The Assistant Secretary for Civil Rights leads a relatively infant organization compared to other government organizations. However, there have been many complaints against the very division that was set up to see that discrimination complaints are addressed promptly and in compliance with all applicable law. I am not suggesting that actual discrimination is occurring. Each employee and participant in a USDA program has a right to file a complaint if they feel they have been treated unjustly.
In a report released by the U.S Government Accountability Office (GAO) in October 2008, titled U.S. Department of Agriculture: Recommendation and Options to Address Management Deficiencies in the Office of the Assistant Secretary for Civil Rights, USDA has continued to struggle to meet its basic responsibilities to guarantee the civil rights of its personnel and ensure that minority farmers and ranchers are served without discrimination. The report found that USDA has: (1) difficulty resolving discrimination complaints (2) a significant backlog of pending complaints, (3) a statutory mandate to publish reports on the participation of minority farmers and ranchers in USDA programs but those reports are riddled with unreliable data, and (4) not taken critical steps to “ensure USDA provides fair and equitable services to all customers and upholds the civil rights of its employees.”
In addition, during April 2006, GAO issued a report on the Pigford black farmer’s discrimination case. In its recommendations, the GAO recommended that the USDA establish a civil rights ombudsman. The report stated that “An ombudsman not only works to resolve disputes but also is in a position to alert management to systemic problems and thereby help correct organization-wide situations and develop strategies for preventing and managing conflicts. Moreover, an ombudsman office can help an organization assure a fair, equitable and nondiscriminatory environment. In this regard, the voice of an independent ombudsman could potentially be useful in addressing concerns about equitable access to programs and other civil rights issues at USDA.” GAO, while reviewing how the Pigford settlement was progressing, also noted that there were inequities within the Office of Civil Rights and that Congress should consider ways to improve their service.
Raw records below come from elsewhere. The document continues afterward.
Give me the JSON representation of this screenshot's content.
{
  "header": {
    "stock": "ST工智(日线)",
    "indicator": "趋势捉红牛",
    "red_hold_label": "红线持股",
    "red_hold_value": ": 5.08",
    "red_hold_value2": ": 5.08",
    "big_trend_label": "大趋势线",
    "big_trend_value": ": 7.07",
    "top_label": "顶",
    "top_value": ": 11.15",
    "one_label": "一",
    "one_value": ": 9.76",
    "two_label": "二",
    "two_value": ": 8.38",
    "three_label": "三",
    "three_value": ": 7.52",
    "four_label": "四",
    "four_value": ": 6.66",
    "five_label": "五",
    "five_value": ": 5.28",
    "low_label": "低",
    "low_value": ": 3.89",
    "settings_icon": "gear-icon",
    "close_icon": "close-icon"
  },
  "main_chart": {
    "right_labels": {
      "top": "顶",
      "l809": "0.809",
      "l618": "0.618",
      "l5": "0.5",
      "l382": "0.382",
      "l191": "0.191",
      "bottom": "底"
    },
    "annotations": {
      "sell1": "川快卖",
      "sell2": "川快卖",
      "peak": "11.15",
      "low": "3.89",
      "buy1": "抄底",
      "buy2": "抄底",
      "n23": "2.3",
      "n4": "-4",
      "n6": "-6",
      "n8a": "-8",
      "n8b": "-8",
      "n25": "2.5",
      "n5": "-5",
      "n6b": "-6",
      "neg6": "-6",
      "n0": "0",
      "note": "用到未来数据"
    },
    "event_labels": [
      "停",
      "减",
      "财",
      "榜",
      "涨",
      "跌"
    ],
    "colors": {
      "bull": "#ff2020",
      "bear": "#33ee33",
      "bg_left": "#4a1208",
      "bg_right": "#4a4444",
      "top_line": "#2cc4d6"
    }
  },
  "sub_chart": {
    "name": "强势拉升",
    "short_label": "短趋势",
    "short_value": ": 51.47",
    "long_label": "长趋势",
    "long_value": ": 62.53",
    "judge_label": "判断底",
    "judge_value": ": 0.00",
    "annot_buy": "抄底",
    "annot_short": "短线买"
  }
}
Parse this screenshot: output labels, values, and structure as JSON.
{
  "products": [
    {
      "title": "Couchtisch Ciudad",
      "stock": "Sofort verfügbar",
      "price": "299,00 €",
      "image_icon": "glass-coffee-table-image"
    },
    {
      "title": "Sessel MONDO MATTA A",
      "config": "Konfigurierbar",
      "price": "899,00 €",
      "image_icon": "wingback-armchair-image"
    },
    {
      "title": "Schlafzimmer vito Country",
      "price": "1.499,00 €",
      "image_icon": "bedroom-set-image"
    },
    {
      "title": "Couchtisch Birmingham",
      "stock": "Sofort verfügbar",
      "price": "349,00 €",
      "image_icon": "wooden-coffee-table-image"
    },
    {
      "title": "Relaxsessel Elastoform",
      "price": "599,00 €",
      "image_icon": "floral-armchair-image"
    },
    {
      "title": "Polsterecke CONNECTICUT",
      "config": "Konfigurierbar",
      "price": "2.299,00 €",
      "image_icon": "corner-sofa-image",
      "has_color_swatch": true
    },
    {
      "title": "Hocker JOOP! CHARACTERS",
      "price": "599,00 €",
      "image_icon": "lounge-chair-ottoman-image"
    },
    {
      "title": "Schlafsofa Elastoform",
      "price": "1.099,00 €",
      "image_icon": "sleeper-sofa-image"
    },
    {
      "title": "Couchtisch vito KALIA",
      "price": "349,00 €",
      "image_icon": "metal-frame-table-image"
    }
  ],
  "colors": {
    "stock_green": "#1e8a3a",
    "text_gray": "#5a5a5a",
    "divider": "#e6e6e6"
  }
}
I am confident that you and I share the belief that the Senate Agriculture Committee has a duty to provide oversight of organizations, especially ones so critical to administering the very programs we have worked on in the Food, Conservation, and Energy Act of 2008 (2008 Farm Bill). In closing, and perhaps most importantly, the concerns plaguing the Office of Civil Rights at the USDA are ripe for Committee oversight since it has been quite some time since the Senate examined these issues. I am hopeful that you will look favorably upon this request for a hearing. Thank you in advance for your consideration of this request.
Charles E. Grassley United States Senator